Wednesday, September 8, 2010

A fellow game developer and good friend was kind enough to lend me a small surplus of games I had yet to test drive. Among those was Transformers - War For Cybertron, which was given a whirl since it had received fair critical reception. The game's level design and set pieces matched with a nice blend of scope, scale, and reverence to the original series, immediately sold the immersion factor for the first couple of hours of gameplay. In addition, tapering level flow included movers, ramps, catwalks, open vistas, narrow corridors, back and foreground elements added a sense of form and function to the game landscape - holy shit this is Cybertron - very satisfying spatial psychology! Then.... monotonous waves of NPC's rob the sense of virtual sensation from mastering an interesting game system. Thus, the challenge dulls creating a bit of immersion breakage. I suppose this is a choice between creating play options vs. developing complex AI (time constraints probably affected this). For contrast, it would have been nice to see a push towards integrating a few environmental puzzles or interactions especially with such great set pieces.

Transformers - War For Cybertron

Disappointingly, I had recently crossed this same path while playing God of War III . Design wise the game does not manage to retain quite the impact like the opening Mount Olympus sequence while small bugs like fidgety camera splines, a flawed rhythm based mini-game, and flat puzzling solving instances all contributed towards disappointing immersion breakage. I understand this title has an established design formula and is sticking to what it does best (hack and slash swarms of NPC's), but I can't help but expect something - a breath of fresh design ideas in this age of technological might. Though, the isometric Echochrome eqsque sequence was a noble attempt in that direction! However, the game did manage to nail the story telling components every step of the way - a very signature trait of this franchise. I had to ask myself "is this a masterpiece or game of the year material?" My expectations were riding high on this one.

God of War 3
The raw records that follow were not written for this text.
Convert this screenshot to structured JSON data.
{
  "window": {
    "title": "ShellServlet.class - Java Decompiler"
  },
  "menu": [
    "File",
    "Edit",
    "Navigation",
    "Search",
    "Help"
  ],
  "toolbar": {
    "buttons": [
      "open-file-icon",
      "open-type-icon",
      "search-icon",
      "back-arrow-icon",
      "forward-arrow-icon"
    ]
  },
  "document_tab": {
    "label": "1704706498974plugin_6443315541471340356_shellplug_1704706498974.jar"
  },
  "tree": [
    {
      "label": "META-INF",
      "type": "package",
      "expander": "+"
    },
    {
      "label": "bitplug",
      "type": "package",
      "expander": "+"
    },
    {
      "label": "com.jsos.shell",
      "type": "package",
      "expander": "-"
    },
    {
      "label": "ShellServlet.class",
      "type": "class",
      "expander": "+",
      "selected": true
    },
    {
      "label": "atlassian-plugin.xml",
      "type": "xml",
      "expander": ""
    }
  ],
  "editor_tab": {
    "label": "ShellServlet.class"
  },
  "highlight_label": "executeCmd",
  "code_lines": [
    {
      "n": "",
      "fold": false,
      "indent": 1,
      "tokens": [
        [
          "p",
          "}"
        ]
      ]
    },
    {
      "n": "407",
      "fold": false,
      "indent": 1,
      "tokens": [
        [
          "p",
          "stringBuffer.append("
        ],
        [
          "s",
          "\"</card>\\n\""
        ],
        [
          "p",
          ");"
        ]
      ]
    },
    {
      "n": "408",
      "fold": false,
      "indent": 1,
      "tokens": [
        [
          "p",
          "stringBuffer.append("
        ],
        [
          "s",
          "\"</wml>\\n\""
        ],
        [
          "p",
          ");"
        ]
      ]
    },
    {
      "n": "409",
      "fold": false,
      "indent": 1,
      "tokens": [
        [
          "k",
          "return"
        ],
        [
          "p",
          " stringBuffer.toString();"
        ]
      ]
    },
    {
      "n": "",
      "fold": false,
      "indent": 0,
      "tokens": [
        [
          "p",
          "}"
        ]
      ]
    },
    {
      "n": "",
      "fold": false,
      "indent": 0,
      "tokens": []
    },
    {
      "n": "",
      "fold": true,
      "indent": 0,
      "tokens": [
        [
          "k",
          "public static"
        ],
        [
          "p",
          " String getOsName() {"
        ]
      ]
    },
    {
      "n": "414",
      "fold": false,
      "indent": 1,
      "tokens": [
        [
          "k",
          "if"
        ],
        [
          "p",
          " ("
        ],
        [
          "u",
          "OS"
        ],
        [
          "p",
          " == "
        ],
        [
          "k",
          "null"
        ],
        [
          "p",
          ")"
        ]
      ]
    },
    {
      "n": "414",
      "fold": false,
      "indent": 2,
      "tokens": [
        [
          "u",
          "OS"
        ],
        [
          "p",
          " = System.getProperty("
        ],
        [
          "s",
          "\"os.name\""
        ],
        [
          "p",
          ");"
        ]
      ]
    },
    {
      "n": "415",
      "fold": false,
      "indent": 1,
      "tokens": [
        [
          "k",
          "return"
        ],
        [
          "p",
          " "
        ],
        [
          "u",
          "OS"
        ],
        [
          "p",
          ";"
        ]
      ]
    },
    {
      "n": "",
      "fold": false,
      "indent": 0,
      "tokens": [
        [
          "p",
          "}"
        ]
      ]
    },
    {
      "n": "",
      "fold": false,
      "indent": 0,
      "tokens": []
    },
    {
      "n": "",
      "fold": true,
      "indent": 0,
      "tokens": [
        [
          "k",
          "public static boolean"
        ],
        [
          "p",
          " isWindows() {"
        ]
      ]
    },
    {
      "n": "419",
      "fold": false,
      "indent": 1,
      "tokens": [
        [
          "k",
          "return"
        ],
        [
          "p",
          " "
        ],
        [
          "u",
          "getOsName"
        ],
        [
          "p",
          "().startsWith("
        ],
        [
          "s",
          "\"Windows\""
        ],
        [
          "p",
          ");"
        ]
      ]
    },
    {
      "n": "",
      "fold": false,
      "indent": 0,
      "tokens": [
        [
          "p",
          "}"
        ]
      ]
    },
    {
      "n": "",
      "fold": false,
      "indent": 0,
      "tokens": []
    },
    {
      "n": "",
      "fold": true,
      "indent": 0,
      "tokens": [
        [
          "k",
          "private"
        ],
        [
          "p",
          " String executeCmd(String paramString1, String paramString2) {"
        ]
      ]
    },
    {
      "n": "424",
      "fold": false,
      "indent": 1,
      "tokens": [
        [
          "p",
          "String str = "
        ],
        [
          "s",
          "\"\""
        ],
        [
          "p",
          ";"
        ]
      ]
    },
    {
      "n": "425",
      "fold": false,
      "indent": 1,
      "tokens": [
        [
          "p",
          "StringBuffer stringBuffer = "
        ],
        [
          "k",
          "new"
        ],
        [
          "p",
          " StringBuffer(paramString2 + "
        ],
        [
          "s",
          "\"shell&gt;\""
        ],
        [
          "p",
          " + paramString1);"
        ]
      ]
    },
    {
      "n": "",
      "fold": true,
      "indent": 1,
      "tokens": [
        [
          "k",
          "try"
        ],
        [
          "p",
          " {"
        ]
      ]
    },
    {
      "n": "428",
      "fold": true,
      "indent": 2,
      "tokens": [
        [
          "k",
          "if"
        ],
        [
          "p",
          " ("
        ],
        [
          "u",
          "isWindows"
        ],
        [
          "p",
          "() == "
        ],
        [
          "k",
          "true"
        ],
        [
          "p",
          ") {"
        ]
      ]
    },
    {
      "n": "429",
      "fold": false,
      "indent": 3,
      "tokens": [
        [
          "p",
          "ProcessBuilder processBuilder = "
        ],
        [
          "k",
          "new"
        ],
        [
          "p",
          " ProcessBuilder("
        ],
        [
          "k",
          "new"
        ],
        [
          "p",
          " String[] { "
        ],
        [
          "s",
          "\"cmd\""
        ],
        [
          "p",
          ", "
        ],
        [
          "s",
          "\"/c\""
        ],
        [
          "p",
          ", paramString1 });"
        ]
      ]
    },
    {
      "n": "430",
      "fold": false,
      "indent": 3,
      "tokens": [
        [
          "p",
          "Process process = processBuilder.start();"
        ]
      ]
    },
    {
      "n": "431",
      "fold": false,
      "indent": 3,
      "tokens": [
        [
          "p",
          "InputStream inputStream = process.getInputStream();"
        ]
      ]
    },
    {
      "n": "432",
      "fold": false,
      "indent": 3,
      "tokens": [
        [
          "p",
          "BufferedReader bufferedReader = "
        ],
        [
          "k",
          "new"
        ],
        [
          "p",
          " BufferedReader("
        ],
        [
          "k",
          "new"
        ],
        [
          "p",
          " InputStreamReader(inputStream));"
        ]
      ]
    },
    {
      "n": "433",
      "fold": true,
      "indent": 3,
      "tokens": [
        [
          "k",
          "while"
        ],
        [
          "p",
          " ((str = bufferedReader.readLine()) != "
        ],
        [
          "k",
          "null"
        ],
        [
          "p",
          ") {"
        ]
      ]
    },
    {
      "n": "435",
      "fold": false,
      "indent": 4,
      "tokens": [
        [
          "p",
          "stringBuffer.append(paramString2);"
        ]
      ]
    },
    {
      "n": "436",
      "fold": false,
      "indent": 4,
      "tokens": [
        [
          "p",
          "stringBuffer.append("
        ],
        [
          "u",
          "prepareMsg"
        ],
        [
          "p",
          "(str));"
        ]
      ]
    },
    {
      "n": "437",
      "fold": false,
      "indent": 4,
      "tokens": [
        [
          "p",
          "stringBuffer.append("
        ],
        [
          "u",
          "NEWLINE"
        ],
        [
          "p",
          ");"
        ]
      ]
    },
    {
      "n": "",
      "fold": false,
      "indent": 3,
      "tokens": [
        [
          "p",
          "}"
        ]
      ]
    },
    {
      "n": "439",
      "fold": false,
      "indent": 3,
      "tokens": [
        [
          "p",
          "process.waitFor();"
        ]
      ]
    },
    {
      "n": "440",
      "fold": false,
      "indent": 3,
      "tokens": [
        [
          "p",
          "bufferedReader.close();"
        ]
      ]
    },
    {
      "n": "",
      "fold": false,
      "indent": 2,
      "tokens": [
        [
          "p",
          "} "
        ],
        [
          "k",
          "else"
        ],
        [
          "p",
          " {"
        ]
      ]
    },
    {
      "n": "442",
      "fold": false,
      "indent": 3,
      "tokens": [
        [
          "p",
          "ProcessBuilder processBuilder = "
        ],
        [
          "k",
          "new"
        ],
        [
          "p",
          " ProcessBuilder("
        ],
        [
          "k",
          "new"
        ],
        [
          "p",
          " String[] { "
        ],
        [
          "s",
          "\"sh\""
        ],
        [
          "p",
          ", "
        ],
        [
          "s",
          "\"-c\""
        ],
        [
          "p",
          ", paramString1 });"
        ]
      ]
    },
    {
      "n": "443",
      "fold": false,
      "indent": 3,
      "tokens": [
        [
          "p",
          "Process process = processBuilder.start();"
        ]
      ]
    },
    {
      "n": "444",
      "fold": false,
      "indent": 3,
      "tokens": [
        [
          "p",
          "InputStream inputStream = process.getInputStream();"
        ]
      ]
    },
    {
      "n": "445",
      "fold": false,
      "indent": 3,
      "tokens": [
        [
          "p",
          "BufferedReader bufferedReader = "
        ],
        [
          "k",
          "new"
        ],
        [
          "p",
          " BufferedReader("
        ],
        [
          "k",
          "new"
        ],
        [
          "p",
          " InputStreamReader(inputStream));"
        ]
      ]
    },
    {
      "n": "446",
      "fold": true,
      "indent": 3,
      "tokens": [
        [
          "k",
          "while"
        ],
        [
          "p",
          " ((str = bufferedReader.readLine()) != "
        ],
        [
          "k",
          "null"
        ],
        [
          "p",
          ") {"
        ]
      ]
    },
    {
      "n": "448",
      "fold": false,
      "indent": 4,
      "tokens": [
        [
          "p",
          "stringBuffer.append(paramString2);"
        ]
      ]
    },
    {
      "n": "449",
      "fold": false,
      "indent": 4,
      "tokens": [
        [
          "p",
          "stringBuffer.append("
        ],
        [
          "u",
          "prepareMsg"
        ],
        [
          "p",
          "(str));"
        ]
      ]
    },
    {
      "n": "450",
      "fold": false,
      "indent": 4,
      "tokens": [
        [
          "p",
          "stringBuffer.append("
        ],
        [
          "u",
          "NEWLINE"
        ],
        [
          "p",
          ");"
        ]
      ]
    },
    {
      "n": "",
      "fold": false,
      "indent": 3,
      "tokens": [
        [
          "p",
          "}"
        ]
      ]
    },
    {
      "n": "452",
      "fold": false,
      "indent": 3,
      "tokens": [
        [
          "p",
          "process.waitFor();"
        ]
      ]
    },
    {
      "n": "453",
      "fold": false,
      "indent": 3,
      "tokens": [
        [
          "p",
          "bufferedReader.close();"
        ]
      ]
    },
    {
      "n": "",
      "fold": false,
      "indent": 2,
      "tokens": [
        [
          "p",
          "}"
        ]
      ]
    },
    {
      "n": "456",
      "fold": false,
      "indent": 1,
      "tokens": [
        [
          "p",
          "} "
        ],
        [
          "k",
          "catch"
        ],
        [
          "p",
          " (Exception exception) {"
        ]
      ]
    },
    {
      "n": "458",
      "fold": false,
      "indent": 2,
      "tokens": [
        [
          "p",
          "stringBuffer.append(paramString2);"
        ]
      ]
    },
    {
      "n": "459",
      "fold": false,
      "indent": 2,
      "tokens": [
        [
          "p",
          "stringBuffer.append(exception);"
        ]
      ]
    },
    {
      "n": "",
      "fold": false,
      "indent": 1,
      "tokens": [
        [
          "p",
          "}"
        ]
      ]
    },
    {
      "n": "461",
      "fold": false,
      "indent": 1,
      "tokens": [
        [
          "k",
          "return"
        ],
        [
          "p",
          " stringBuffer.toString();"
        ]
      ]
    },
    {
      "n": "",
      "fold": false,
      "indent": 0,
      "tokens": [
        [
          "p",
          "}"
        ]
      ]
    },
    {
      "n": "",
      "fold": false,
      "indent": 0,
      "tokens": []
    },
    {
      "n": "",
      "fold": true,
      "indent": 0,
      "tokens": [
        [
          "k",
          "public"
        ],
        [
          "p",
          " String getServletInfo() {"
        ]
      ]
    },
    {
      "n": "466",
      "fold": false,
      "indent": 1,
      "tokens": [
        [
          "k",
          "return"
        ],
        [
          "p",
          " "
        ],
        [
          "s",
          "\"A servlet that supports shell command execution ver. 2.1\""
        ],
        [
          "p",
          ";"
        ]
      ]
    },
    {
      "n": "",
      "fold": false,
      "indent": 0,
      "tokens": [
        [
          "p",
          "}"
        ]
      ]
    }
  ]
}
While Playing Limbo it became evident how to compare and contrast between the overall experience from the aforementioned titles. Though it may not be suitable to compare apples to oranges, but the point I'm trying to etch is that a well established intellectual property is clearly not a means towards neglecting potential new aspects of your current design architecture (no deep wisdom there). Using various nuances to leverage mechanics and objectives can be an ideal solution towards straying from dull monotony. Good level design exposes subsets of a system which, can be easily added up to help forge gameplay cohesion. Little Big Planet succeeded quite well in that respect- a variety physics based problem solving adds character to puzzles while allowing spaces to feel less static which implies organic spatial relationships. In turn, these types of characteristics begin to embody the essence of game design cohesion, fluidity, harmony, and balance that create an arch of mastery fit for improvising. When these elements gracefully fall into place the game ignites that nerve, an emotional surge of ownership.


The wife and I enjoyed Limbo because of its ability to promote thought provoking problem solving through mood, timing, contrast, and foreshadowing. These traits also applied towards the the gray-scale visual language which add an additional layer of wonder and awe to the mood category which summons that emotional intimacy you hope for in most interactive experiences. Oh yeah, and the game manages to exploit dark humor through dying in a variety of ways. Design wise the game demands learning through failure, often times repetitively which can almost be closely tied into a game like Portal.

So... sure button mashing and relentless poundings of NPC's can have its merits too. I'm a firm believer in having a healthy blend of content for any type of occasion, mood, or curiosity. Surly one does not eat the same kind of food, read the same kind of books, or watch the same movies everyday- do they?

Visual Music Collaborative 2010

More food for gaming thought. The overlap of interactive music/sound based apps continues to find itself gravitating towards game design architecture. This five day workshop at the Eyebeam art and technology collective in New York was held in collaboration with Ghostly International as a means to explore visual-musical experiences. These explorations are intended to create a "framework" that could perhaps be built upon in future instances.

Visual Music Collaborative 2010 from Aaron Meyers on Vimeo.

Sougwen - Drawing Jam

I happened to stumble across the work of illustrator, Sougwen through a retweet several weeks ago. Her work is quite remarkable and lends itself toward very conceptual and organic forms that would be ideal for translating over to some sort of interactive experience. I'm currently exploring a design treatment for a psychological-therapeutic app. that allows some exercise of self expression wrapped in a seamless, fluid manner. Needless to say watching this segment does wonders for the imagination.

Sepalcure - Every Day of my Life from sougwen on Vimeo.

School of Seven Bells

Tuesday, September 7, 2010

A great recent stripped down acoustic session of the new album "Disconnected From Desire". This session really demonstrates the solid fundamental musical abilities of this catchy little band.

Be sure to also check out my recent photos from their L.A. stop -